What to produce
Please restate each line of the data that follows word for word, skipping any image.

Study material
[Start of section]

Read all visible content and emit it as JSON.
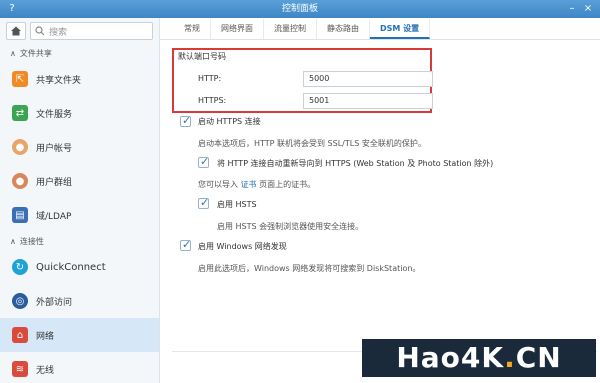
{
  "window": {
    "title": "控制面板"
  },
  "sidebar": {
    "search_placeholder": "搜索",
    "section_file": "文件共享",
    "section_conn": "连接性",
    "items": [
      {
        "label": "共享文件夹"
      },
      {
        "label": "文件服务"
      },
      {
        "label": "用户帐号"
      },
      {
        "label": "用户群组"
      },
      {
        "label": "域/LDAP"
      },
      {
        "label": "QuickConnect"
      },
      {
        "label": "外部访问"
      },
      {
        "label": "网络"
      },
      {
        "label": "无线"
      }
    ]
  },
  "tabs": [
    {
      "label": "常规"
    },
    {
      "label": "网络界面"
    },
    {
      "label": "流量控制"
    },
    {
      "label": "静态路由"
    },
    {
      "label": "DSM 设置"
    }
  ],
  "ports": {
    "group_title": "默认端口号码",
    "http_label": "HTTP:",
    "http_value": "5000",
    "https_label": "HTTPS:",
    "https_value": "5001"
  },
  "https": {
    "enable_label": "启动 HTTPS 连接",
    "enable_desc": "启动本选项后，HTTP 联机将会受到 SSL/TLS 安全联机的保护。",
    "redirect_label": "将 HTTP 连接自动重新导向到 HTTPS (Web Station 及 Photo Station 除外)",
    "import_pre": "您可以导入",
    "import_link": "证书",
    "import_post": "页面上的证书。",
    "hsts_label": "启用 HSTS",
    "hsts_desc": "启用 HSTS 会强制浏览器使用安全连接。"
  },
  "windows_discovery": {
    "label": "启用 Windows 网络发现",
    "desc": "启用此选项后，Windows 网络发现将可搜索到 DiskStation。"
  },
  "watermark": {
    "main": "Hao4K",
    "dot": ".",
    "tld": "CN"
  }
}
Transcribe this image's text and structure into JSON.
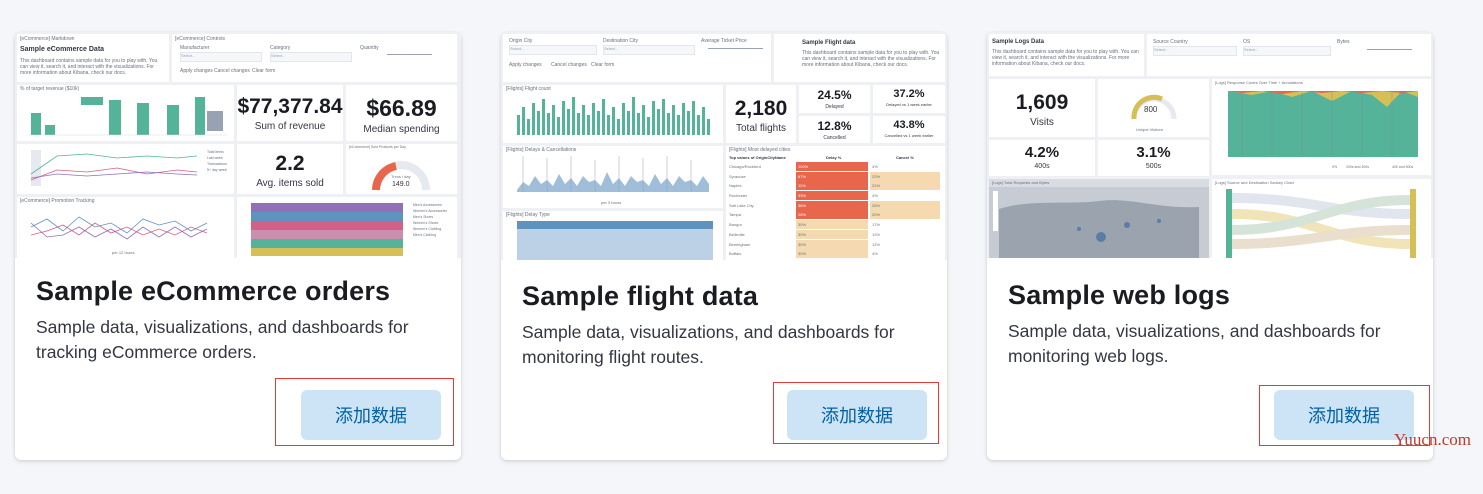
{
  "cards": [
    {
      "title": "Sample eCommerce orders",
      "description": "Sample data, visualizations, and dashboards for tracking eCommerce orders.",
      "button_label": "添加数据",
      "thumbnail": {
        "markdown_title": "[eCommerce] Markdown",
        "dashboard_title": "Sample eCommerce Data",
        "intro": "This dashboard contains sample data for you to play with. You can view it, search it, and interact with the visualizations. For more information about Kibana, check our docs.",
        "controls_title": "[eCommerce] Controls",
        "control_labels": [
          "Manufacturer",
          "Category",
          "Quantity"
        ],
        "select_placeholder": "Select...",
        "control_buttons": [
          "Apply changes",
          "Cancel changes",
          "Clear form"
        ],
        "chart1_title": "% of target revenue ($10k)",
        "revenue_value": "$77,377.84",
        "revenue_label": "Sum of revenue",
        "median_value": "$66.89",
        "median_label": "Median spending",
        "items_value": "2.2",
        "items_label": "Avg. items sold",
        "gauge_title": "[eCommerce] Sold Products per Day",
        "gauge_label": "Trxns / day",
        "gauge_value": "149.0",
        "legend": [
          "Total items",
          "Last week",
          "Transactions",
          "5+ day week"
        ],
        "promo_title": "[eCommerce] Promotion Tracking",
        "axis_note": "per 12 hours",
        "stack_legend": [
          "Men's Accessories",
          "Women's Accessories",
          "Men's Shoes",
          "Women's Shoes",
          "Women's Clothing",
          "Men's Clothing"
        ]
      }
    },
    {
      "title": "Sample flight data",
      "description": "Sample data, visualizations, and dashboards for monitoring flight routes.",
      "button_label": "添加数据",
      "thumbnail": {
        "control_labels": [
          "Origin City",
          "Destination City",
          "Average Ticket Price"
        ],
        "select_placeholder": "Select...",
        "control_buttons": [
          "Apply changes",
          "Cancel changes",
          "Clear form"
        ],
        "markdown_title": "Sample Flight data",
        "intro": "This dashboard contains sample data for you to play with. You can view it, search it, and interact with the visualizations. For more information about Kibana, check our docs.",
        "chart1_title": "[Flights] Flight count",
        "total_value": "2,180",
        "total_label": "Total flights",
        "delayed_pct": "24.5%",
        "delayed_label": "Delayed",
        "delayed_week_pct": "37.2%",
        "delayed_week_label": "Delayed vs 1 week earlier",
        "cancelled_pct": "12.8%",
        "cancelled_label": "Cancelled",
        "cancelled_week_pct": "43.8%",
        "cancelled_week_label": "Cancelled vs 1 week earlier",
        "chart2_title": "[Flights] Delays & Cancellations",
        "chart2_axis": "per 3 hours",
        "chart3_title": "[Flights] Delay Type",
        "table_title": "[Flights] Most delayed cities",
        "table_headers": [
          "Top values of OriginCityName",
          "Delay %",
          "Cancel %"
        ],
        "table_rows": [
          [
            "Chicago/Rockford",
            "100%",
            "4%"
          ],
          [
            "Syracuse",
            "67%",
            "22%"
          ],
          [
            "Naples",
            "11%",
            "21%"
          ],
          [
            "Rochester",
            "33%",
            "4%"
          ],
          [
            "Salt Lake City",
            "38%",
            "25%"
          ],
          [
            "Tampa",
            "28%",
            "20%"
          ],
          [
            "Bangor",
            "30%",
            "17%"
          ],
          [
            "Belleville",
            "30%",
            "12%"
          ],
          [
            "Birmingham",
            "30%",
            "12%"
          ],
          [
            "Buffalo",
            "30%",
            "4%"
          ]
        ]
      }
    },
    {
      "title": "Sample web logs",
      "description": "Sample data, visualizations, and dashboards for monitoring web logs.",
      "button_label": "添加数据",
      "thumbnail": {
        "markdown_title": "Sample Logs Data",
        "intro": "This dashboard contains sample data for you to play with. You can view it, search it, and interact with the visualizations. For more information about Kibana, check our docs.",
        "control_labels": [
          "Source Country",
          "OS",
          "Bytes"
        ],
        "select_placeholder": "Select...",
        "visits_value": "1,609",
        "visits_label": "Visits",
        "gauge_value": "800",
        "gauge_label": "Unique Visitors",
        "chart_title": "[Logs] Response Codes Over Time + Annotations",
        "err400_value": "4.2%",
        "err400_label": "400s",
        "err500_value": "3.1%",
        "err500_label": "500s",
        "map_title": "[Logs] Total Requests and Bytes",
        "sankey_title": "[Logs] Source and Destination Sankey Chart",
        "legend": [
          "0%",
          "200s and 300s",
          "400 and 500s"
        ]
      }
    }
  ],
  "watermark": "Yuucn.com",
  "colors": {
    "button_bg": "#cce4f5",
    "button_text": "#0061a6",
    "highlight": "#e53935",
    "chart_green": "#54b399",
    "chart_blue": "#6092c0",
    "chart_red": "#e7664c"
  }
}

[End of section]

Answer section
Read all visible content and emit it as JSON.
{
  "window": {
    "title": "控制面板"
  },
  "sidebar": {
    "search_placeholder": "搜索",
    "section_file": "文件共享",
    "section_conn": "连接性",
    "items": [
      {
        "label": "共享文件夹"
      },
      {
        "label": "文件服务"
      },
      {
        "label": "用户帐号"
      },
      {
        "label": "用户群组"
      },
      {
        "label": "域/LDAP"
      },
      {
        "label": "QuickConnect"
      },
      {
        "label": "外部访问"
      },
      {
        "label": "网络"
      },
      {
        "label": "无线"
      }
    ]
  },
  "tabs": [
    {
      "label": "常规"
    },
    {
      "label": "网络界面"
    },
    {
      "label": "流量控制"
    },
    {
      "label": "静态路由"
    },
    {
      "label": "DSM 设置"
    }
  ],
  "ports": {
    "group_title": "默认端口号码",
    "http_label": "HTTP:",
    "http_value": "5000",
    "https_label": "HTTPS:",
    "https_value": "5001"
  },
  "https": {
    "enable_label": "启动 HTTPS 连接",
    "enable_desc": "启动本选项后，HTTP 联机将会受到 SSL/TLS 安全联机的保护。",
    "redirect_label": "将 HTTP 连接自动重新导向到 HTTPS (Web Station 及 Photo Station 除外)",
    "import_pre": "您可以导入",
    "import_link": "证书",
    "import_post": "页面上的证书。",
    "hsts_label": "启用 HSTS",
    "hsts_desc": "启用 HSTS 会强制浏览器使用安全连接。"
  },
  "windows_discovery": {
    "label": "启用 Windows 网络发现",
    "desc": "启用此选项后，Windows 网络发现将可搜索到 DiskStation。"
  },
  "watermark": {
    "main": "Hao4K",
    "dot": ".",
    "tld": "CN"
  }
}
Transcribe this image's text and structure into JSON.
{
  "cards": [
    {
      "title": "Sample eCommerce orders",
      "description": "Sample data, visualizations, and dashboards for tracking eCommerce orders.",
      "button_label": "添加数据",
      "thumbnail": {
        "markdown_title": "[eCommerce] Markdown",
        "dashboard_title": "Sample eCommerce Data",
        "intro": "This dashboard contains sample data for you to play with. You can view it, search it, and interact with the visualizations. For more information about Kibana, check our docs.",
        "controls_title": "[eCommerce] Controls",
        "control_labels": [
          "Manufacturer",
          "Category",
          "Quantity"
        ],
        "select_placeholder": "Select...",
        "control_buttons": [
          "Apply changes",
          "Cancel changes",
          "Clear form"
        ],
        "chart1_title": "% of target revenue ($10k)",
        "revenue_value": "$77,377.84",
        "revenue_label": "Sum of revenue",
        "median_value": "$66.89",
        "median_label": "Median spending",
        "items_value": "2.2",
        "items_label": "Avg. items sold",
        "gauge_title": "[eCommerce] Sold Products per Day",
        "gauge_label": "Trxns / day",
        "gauge_value": "149.0",
        "legend": [
          "Total items",
          "Last week",
          "Transactions",
          "5+ day week"
        ],
        "promo_title": "[eCommerce] Promotion Tracking",
        "axis_note": "per 12 hours",
        "stack_legend": [
          "Men's Accessories",
          "Women's Accessories",
          "Men's Shoes",
          "Women's Shoes",
          "Women's Clothing",
          "Men's Clothing"
        ]
      }
    },
    {
      "title": "Sample flight data",
      "description": "Sample data, visualizations, and dashboards for monitoring flight routes.",
      "button_label": "添加数据",
      "thumbnail": {
        "control_labels": [
          "Origin City",
          "Destination City",
          "Average Ticket Price"
        ],
        "select_placeholder": "Select...",
        "control_buttons": [
          "Apply changes",
          "Cancel changes",
          "Clear form"
        ],
        "markdown_title": "Sample Flight data",
        "intro": "This dashboard contains sample data for you to play with. You can view it, search it, and interact with the visualizations. For more information about Kibana, check our docs.",
        "chart1_title": "[Flights] Flight count",
        "total_value": "2,180",
        "total_label": "Total flights",
        "delayed_pct": "24.5%",
        "delayed_label": "Delayed",
        "delayed_week_pct": "37.2%",
        "delayed_week_label": "Delayed vs 1 week earlier",
        "cancelled_pct": "12.8%",
        "cancelled_label": "Cancelled",
        "cancelled_week_pct": "43.8%",
        "cancelled_week_label": "Cancelled vs 1 week earlier",
        "chart2_title": "[Flights] Delays & Cancellations",
        "chart2_axis": "per 3 hours",
        "chart3_title": "[Flights] Delay Type",
        "table_title": "[Flights] Most delayed cities",
        "table_headers": [
          "Top values of OriginCityName",
          "Delay %",
          "Cancel %"
        ],
        "table_rows": [
          [
            "Chicago/Rockford",
            "100%",
            "4%"
          ],
          [
            "Syracuse",
            "67%",
            "22%"
          ],
          [
            "Naples",
            "11%",
            "21%"
          ],
          [
            "Rochester",
            "33%",
            "4%"
          ],
          [
            "Salt Lake City",
            "38%",
            "25%"
          ],
          [
            "Tampa",
            "28%",
            "20%"
          ],
          [
            "Bangor",
            "30%",
            "17%"
          ],
          [
            "Belleville",
            "30%",
            "12%"
          ],
          [
            "Birmingham",
            "30%",
            "12%"
          ],
          [
            "Buffalo",
            "30%",
            "4%"
          ]
        ]
      }
    },
    {
      "title": "Sample web logs",
      "description": "Sample data, visualizations, and dashboards for monitoring web logs.",
      "button_label": "添加数据",
      "thumbnail": {
        "markdown_title": "Sample Logs Data",
        "intro": "This dashboard contains sample data for you to play with. You can view it, search it, and interact with the visualizations. For more information about Kibana, check our docs.",
        "control_labels": [
          "Source Country",
          "OS",
          "Bytes"
        ],
        "select_placeholder": "Select...",
        "visits_value": "1,609",
        "visits_label": "Visits",
        "gauge_value": "800",
        "gauge_label": "Unique Visitors",
        "chart_title": "[Logs] Response Codes Over Time + Annotations",
        "err400_value": "4.2%",
        "err400_label": "400s",
        "err500_value": "3.1%",
        "err500_label": "500s",
        "map_title": "[Logs] Total Requests and Bytes",
        "sankey_title": "[Logs] Source and Destination Sankey Chart",
        "legend": [
          "0%",
          "200s and 300s",
          "400 and 500s"
        ]
      }
    }
  ],
  "watermark": "Yuucn.com",
  "colors": {
    "button_bg": "#cce4f5",
    "button_text": "#0061a6",
    "highlight": "#e53935",
    "chart_green": "#54b399",
    "chart_blue": "#6092c0",
    "chart_red": "#e7664c"
  }
}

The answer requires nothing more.